Would I recommend Morocco for first time solo travellers?
I wouldn’t say don’t go if you haven’t travelled alone before — but I’d suggest researching Morocco thoroughly before making a decision.
For me, I had travelled for a year — four months of those solo — before arriving in Morocco. What if I had visited at the very start of my trip? I actually think I would have been fine. I would have researched the country in great depth and known what to expect. Most importantly, I would have had a lot more energy and enthusiasm. I definitely had a case of travel fatigue wearing me down when I visited.
Tips for Solo Females in Morocco
And now some tips if you’re planning on travelling solo through Morocco as a female.
Use common sense:
This goes for pretty much every country you decide to visit but more so for somewhere like Morocco. Be sensible, don’t drink too much alcohol (though in Morocco, alcohol is so expensive you probably won’t be touching it), and behave how you would at home.

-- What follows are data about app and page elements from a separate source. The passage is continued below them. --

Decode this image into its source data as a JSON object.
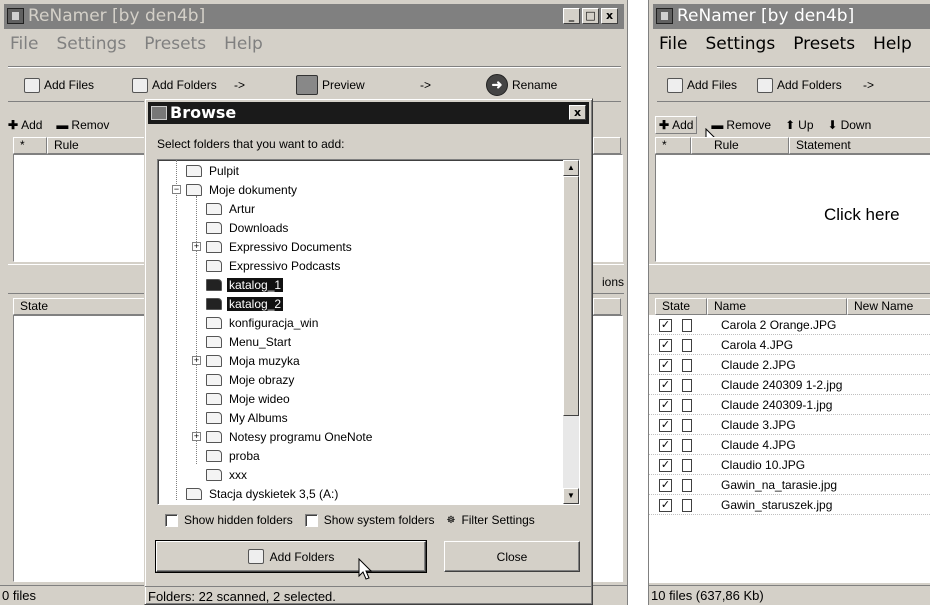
{
  "left_window": {
    "title": "ReNamer  [by den4b]",
    "menu": [
      "File",
      "Settings",
      "Presets",
      "Help"
    ],
    "toolbar": {
      "add_files": "Add Files",
      "add_folders": "Add Folders",
      "arrow1": "->",
      "preview": "Preview",
      "arrow2": "->",
      "rename": "Rename"
    },
    "rules_toolbar": {
      "add": "Add",
      "remove": "Remov"
    },
    "rules_header": {
      "star": "*",
      "rule": "Rule"
    },
    "options_fragment": "ions",
    "files_header": {
      "state": "State"
    },
    "status": "0 files",
    "caption_buttons": [
      "_",
      "□",
      "x"
    ]
  },
  "dialog": {
    "title": "Browse",
    "close": "x",
    "label": "Select folders that you want to add:",
    "tree": [
      {
        "label": "Pulpit",
        "selected": false
      },
      {
        "label": "Moje dokumenty",
        "selected": false
      },
      {
        "label": "Artur",
        "selected": false
      },
      {
        "label": "Downloads",
        "selected": false
      },
      {
        "label": "Expressivo Documents",
        "selected": false
      },
      {
        "label": "Expressivo Podcasts",
        "selected": false
      },
      {
        "label": "katalog_1",
        "selected": true
      },
      {
        "label": "katalog_2",
        "selected": true
      },
      {
        "label": "konfiguracja_win",
        "selected": false
      },
      {
        "label": "Menu_Start",
        "selected": false
      },
      {
        "label": "Moja muzyka",
        "selected": false
      },
      {
        "label": "Moje obrazy",
        "selected": false
      },
      {
        "label": "Moje wideo",
        "selected": false
      },
      {
        "label": "My Albums",
        "selected": false
      },
      {
        "label": "Notesy programu OneNote",
        "selected": false
      },
      {
        "label": "proba",
        "selected": false
      },
      {
        "label": "xxx",
        "selected": false
      },
      {
        "label": "Stacja dyskietek 3,5 (A:)",
        "selected": false
      }
    ],
    "show_hidden": "Show hidden folders",
    "show_system": "Show system folders",
    "filter_settings": "Filter Settings",
    "add_folders_btn": "Add Folders",
    "close_btn": "Close",
    "status": "Folders: 22 scanned, 2 selected."
  },
  "right_window": {
    "title": "ReNamer  [by den4b]",
    "menu": [
      "File",
      "Settings",
      "Presets",
      "Help"
    ],
    "toolbar": {
      "add_files": "Add Files",
      "add_folders": "Add Folders",
      "arrow1": "->"
    },
    "rules_toolbar": {
      "add": "Add",
      "remove": "Remove",
      "up": "Up",
      "down": "Down"
    },
    "rules_header": {
      "star": "*",
      "rule": "Rule",
      "statement": "Statement"
    },
    "click_here": "Click here",
    "files_header": {
      "state": "State",
      "name": "Name",
      "new_name": "New Name"
    },
    "files": [
      "Carola 2 Orange.JPG",
      "Carola 4.JPG",
      "Claude 2.JPG",
      "Claude 240309 1-2.jpg",
      "Claude 240309-1.jpg",
      "Claude 3.JPG",
      "Claude 4.JPG",
      "Claudio 10.JPG",
      "Gawin_na_tarasie.jpg",
      "Gawin_staruszek.jpg"
    ],
    "status": "10 files (637,86 Kb)"
  }
}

In Morocco, I researched unsafe neighbourhoods in cities and made sure to stay away from any that were said to be dangerous. I made sure to read reviews left by female travellers for hostels before I booked them. I didn’t go out alone at night, and steered clear of dark alleyways and poorly-lit areas during the day. I didn’t drink any alcohol.
Dealing with local men:
There’s not really much you can do to avoid attention (I even met women travelling with men who were drained from the abuse directed at them) but there are steps you can take to minimise it. Look as if you know where you’re going when you’re out exploring. If you look frightened and disorientated you’ll also look like an easy target. When local men approach you keep your head held high, avoid eye contact and stride purposefully away. If they persist, ask them firmly to leave you alone.
I wore long cotton pants down to my ankles, a t shirt with a high neck, a long-sleeved cotton shirt and a scarf. I kept everything loose and light so I didn’t get too hot during the day. The girls I met who felt most scarred by the hassle were those who were walking around in shorts and a strap top, but even those who were covered from head to toe weren’t left alone, as my experience shows.
Expect to feel uncomfortable in shared cabs:
Shared cabs are a cheap way to get from city to city if there aren’t any buses running. My experiences with shared cabs weren’t great. There was usually four people crammed into a backseat of a tiny car — that’s three men and myself all squeezed together. Nothing untoward happened but I did feel a little uneasy. Either wait for a cab you can share with females or take a bus instead.
Know that your frame of mind will affect your experience
When horrible things happened to me in Morocco, it was at a time when I was struggling, worn out and angry. When I was happy and excited, wonderful things happened. There is no excuse for the man who threw a rock at the back of my head in Tangier, but I have a feeling it wouldn’t have happened if I hadn’t been giving off a hostile vibe and storming away from him in rage and frustration. Though it can be demanding and taxing and exhausting, try to stay positive when you’re experiencing hassle. I know I wish I had.
My time in Morocco was challenging but it was rewarding, too. As long as you’re fully aware of what to expect, stay positive, dress respectfully and take time to rest when the hassle gets too much, there’s no reason you can’t have a safe and enjoyable trip.
Save This to Pinterest